=== Information provided ===

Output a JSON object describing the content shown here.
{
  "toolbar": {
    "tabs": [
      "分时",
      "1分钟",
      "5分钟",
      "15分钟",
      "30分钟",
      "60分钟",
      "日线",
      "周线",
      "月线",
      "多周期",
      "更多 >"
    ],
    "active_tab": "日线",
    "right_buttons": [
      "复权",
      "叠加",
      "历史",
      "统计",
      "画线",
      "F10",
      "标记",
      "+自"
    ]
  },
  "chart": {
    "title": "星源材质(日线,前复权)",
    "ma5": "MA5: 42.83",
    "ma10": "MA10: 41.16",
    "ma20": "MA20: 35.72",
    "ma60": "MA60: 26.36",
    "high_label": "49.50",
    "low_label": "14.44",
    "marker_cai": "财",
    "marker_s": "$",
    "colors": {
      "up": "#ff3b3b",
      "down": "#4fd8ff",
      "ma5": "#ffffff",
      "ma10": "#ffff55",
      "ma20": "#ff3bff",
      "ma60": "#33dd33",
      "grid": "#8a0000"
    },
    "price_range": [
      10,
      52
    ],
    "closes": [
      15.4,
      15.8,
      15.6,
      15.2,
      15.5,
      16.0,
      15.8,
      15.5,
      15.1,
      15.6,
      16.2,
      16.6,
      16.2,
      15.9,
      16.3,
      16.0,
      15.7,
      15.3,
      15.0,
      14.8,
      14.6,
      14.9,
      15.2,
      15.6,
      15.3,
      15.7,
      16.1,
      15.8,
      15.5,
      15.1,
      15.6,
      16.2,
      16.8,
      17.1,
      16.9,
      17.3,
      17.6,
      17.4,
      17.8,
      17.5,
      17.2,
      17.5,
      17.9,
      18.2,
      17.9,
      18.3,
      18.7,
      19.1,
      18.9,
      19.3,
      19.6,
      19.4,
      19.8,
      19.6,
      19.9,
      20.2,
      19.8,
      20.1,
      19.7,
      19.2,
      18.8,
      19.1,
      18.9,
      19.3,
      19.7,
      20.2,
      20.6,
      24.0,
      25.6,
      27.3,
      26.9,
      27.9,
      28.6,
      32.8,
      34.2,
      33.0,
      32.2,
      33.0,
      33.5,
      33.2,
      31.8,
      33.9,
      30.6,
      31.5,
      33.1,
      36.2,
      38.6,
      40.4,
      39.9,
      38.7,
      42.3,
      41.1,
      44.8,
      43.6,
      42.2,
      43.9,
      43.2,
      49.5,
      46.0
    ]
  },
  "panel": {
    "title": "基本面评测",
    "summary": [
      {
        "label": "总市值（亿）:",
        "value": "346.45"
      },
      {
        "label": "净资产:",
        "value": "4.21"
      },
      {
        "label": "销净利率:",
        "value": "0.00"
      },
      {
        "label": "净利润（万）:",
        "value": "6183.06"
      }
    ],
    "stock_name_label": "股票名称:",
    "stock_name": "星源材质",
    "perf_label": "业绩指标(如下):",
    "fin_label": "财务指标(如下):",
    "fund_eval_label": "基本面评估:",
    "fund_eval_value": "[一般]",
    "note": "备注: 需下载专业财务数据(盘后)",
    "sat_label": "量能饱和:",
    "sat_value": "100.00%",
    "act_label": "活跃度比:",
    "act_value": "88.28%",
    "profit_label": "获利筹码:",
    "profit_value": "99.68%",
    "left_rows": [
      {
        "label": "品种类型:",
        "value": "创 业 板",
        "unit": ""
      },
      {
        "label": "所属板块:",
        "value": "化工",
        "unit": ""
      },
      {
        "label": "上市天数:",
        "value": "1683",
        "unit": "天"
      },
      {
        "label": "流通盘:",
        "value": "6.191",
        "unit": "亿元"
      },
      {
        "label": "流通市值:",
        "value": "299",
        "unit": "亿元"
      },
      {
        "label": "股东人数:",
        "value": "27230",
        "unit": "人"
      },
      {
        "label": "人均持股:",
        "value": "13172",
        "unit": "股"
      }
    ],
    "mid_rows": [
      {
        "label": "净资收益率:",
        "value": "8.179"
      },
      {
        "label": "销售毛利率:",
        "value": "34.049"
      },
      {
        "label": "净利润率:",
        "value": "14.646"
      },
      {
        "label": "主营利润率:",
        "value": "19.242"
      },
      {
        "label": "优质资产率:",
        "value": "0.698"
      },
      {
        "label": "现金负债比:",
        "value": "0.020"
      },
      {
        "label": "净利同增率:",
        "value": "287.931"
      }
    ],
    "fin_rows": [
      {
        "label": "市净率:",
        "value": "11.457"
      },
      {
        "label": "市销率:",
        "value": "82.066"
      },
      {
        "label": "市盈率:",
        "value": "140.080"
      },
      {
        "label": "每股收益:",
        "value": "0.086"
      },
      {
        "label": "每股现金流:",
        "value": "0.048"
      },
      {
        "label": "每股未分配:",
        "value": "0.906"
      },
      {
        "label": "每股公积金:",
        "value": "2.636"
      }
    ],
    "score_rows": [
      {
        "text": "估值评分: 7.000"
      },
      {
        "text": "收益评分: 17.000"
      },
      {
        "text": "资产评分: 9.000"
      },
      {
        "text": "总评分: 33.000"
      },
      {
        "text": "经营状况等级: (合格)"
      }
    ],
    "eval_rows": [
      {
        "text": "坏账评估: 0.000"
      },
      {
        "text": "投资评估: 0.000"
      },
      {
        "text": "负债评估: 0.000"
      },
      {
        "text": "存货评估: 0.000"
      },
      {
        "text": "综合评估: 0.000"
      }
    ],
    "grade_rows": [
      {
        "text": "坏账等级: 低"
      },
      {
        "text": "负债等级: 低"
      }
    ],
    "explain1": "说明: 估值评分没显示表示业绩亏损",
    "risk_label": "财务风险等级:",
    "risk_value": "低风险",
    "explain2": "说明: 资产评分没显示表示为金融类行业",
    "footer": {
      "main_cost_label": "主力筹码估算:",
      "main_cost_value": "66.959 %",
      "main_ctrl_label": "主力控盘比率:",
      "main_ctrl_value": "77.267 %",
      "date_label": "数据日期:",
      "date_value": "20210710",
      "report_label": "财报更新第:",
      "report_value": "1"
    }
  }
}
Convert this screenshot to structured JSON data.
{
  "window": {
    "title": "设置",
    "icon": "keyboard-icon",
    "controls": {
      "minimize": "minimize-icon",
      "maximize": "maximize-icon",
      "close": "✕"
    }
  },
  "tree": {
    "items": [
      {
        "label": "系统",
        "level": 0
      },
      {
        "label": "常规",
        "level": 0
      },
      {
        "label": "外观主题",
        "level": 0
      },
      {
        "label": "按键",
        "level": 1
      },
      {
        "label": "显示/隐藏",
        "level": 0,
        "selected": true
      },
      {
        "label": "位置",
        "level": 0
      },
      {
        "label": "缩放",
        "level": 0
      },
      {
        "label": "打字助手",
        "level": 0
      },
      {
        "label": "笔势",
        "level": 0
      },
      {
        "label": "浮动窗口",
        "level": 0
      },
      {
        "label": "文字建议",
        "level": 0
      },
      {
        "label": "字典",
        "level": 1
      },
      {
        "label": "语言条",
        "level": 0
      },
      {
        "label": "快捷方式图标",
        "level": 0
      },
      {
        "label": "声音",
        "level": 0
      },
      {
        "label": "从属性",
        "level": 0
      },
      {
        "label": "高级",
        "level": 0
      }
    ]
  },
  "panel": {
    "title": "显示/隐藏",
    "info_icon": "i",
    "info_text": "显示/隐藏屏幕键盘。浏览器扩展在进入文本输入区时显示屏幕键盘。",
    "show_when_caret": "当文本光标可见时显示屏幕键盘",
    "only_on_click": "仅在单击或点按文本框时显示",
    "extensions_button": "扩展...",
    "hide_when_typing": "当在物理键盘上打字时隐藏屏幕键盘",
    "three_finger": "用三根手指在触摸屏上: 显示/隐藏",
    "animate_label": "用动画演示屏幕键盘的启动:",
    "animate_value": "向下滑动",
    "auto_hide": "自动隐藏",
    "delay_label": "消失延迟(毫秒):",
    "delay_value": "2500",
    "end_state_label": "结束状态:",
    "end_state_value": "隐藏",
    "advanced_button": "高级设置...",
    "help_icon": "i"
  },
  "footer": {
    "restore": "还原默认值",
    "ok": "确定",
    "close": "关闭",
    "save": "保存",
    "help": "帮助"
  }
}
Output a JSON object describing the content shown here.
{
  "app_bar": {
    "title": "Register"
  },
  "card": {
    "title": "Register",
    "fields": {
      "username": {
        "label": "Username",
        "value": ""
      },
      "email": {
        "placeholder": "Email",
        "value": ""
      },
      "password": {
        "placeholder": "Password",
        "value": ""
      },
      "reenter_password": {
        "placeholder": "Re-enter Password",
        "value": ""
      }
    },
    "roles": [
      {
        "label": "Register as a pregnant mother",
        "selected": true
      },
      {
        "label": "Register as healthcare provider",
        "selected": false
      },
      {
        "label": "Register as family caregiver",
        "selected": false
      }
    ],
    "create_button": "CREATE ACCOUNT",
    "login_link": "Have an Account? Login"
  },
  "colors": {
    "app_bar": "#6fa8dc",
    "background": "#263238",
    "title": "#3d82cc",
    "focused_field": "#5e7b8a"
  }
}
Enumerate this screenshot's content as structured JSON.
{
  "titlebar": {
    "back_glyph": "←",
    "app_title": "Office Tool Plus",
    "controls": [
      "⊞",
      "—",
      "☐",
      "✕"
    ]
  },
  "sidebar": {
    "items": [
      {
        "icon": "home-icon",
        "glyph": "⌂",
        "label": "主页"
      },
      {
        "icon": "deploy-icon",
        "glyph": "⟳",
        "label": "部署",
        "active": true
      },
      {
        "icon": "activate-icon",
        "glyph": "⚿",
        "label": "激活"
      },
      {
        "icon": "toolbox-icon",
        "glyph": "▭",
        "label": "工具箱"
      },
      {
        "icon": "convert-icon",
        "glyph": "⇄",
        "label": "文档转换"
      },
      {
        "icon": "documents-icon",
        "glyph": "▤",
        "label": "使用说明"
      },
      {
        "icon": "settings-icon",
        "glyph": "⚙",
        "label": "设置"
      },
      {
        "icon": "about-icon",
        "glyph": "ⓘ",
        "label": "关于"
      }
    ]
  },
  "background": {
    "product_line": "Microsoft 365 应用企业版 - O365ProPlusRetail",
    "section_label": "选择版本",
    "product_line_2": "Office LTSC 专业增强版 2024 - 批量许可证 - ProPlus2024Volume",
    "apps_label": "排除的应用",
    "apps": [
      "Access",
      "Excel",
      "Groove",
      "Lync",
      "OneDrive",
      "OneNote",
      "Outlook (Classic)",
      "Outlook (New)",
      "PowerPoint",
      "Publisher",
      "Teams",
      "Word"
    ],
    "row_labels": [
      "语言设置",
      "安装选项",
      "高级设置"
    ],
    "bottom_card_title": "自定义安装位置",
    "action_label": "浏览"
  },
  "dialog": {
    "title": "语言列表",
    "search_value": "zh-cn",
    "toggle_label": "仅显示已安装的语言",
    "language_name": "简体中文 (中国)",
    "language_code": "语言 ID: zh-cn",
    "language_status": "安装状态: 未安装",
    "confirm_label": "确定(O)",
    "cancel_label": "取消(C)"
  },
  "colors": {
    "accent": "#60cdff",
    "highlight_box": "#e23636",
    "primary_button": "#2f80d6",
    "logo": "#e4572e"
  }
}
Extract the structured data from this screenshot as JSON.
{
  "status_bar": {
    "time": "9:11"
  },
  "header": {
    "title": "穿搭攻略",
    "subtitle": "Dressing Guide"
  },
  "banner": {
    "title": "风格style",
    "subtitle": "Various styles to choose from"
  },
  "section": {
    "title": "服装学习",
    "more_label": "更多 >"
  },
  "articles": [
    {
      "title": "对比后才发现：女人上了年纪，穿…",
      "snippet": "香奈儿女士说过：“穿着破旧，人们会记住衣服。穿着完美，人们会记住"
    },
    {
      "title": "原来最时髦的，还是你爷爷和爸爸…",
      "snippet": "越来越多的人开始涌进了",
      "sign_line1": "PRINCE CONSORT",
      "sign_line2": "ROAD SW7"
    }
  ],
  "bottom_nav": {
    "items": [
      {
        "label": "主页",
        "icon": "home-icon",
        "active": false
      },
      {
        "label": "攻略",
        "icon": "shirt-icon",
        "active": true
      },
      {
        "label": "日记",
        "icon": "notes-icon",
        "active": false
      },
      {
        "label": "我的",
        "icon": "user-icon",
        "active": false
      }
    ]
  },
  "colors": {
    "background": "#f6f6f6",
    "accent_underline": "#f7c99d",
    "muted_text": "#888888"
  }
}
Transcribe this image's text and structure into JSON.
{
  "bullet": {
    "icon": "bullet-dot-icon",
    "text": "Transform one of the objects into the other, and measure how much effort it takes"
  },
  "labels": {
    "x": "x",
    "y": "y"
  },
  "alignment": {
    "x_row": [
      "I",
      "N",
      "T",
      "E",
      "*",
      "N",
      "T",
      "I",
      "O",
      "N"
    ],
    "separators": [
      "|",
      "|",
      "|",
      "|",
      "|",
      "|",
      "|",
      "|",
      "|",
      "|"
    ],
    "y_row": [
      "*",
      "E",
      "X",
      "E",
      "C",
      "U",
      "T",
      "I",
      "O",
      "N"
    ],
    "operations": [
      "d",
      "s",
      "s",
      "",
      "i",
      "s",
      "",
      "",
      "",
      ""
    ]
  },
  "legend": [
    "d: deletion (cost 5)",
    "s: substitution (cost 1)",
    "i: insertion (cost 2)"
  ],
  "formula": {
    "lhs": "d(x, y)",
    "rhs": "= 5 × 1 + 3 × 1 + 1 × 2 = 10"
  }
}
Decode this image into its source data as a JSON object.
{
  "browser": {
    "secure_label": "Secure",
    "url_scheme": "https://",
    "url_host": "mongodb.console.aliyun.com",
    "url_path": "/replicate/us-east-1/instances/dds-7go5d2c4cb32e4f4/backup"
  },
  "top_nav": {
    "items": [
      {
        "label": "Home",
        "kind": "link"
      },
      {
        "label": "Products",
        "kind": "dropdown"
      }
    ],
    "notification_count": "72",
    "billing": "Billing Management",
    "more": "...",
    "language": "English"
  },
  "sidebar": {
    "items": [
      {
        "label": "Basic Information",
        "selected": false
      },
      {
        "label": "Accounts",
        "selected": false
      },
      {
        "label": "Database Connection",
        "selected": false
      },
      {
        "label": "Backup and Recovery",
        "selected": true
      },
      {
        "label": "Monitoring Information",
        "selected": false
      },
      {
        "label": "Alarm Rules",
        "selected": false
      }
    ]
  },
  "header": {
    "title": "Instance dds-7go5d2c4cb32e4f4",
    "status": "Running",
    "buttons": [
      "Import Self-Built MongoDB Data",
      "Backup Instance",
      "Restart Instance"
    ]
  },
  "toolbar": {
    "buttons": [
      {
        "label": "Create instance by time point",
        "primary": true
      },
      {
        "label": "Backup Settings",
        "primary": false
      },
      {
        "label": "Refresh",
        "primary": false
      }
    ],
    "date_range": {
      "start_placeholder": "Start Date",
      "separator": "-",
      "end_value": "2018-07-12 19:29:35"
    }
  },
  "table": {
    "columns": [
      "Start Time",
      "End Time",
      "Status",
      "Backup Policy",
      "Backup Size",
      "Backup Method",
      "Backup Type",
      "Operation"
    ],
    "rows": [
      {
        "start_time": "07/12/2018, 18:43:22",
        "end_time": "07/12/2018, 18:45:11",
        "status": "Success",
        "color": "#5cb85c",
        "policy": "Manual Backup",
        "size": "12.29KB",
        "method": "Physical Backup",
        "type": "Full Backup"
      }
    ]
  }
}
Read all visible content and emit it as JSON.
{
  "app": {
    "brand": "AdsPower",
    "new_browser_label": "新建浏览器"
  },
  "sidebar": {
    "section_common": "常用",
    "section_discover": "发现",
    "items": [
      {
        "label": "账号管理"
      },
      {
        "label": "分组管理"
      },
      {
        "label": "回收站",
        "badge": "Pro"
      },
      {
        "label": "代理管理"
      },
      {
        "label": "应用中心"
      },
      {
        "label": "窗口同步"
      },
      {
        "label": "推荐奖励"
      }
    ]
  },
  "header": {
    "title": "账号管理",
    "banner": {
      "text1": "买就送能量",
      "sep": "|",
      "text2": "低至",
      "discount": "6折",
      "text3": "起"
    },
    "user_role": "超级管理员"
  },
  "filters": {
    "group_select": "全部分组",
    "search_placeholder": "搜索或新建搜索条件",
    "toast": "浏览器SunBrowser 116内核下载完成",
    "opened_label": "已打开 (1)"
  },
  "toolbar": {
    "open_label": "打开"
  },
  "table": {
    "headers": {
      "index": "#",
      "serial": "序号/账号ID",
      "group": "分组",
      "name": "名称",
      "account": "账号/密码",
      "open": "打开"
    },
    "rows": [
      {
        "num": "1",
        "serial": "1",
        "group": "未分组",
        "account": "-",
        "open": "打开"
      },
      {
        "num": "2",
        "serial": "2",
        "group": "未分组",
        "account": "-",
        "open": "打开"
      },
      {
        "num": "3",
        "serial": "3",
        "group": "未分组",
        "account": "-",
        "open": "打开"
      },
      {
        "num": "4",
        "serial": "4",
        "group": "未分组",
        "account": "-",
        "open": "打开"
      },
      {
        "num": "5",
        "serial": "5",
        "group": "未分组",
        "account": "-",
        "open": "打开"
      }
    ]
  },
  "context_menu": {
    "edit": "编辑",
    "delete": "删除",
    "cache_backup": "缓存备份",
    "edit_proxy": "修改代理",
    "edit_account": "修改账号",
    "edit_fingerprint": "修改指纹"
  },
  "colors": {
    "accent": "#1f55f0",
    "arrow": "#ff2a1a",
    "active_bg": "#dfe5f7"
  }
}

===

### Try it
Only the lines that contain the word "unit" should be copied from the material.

### Written reply
        "unit": ""
        "unit": ""
        "unit": "天"
        "unit": "亿元"
        "unit": "亿元"
        "unit": "人"
        "unit": "股"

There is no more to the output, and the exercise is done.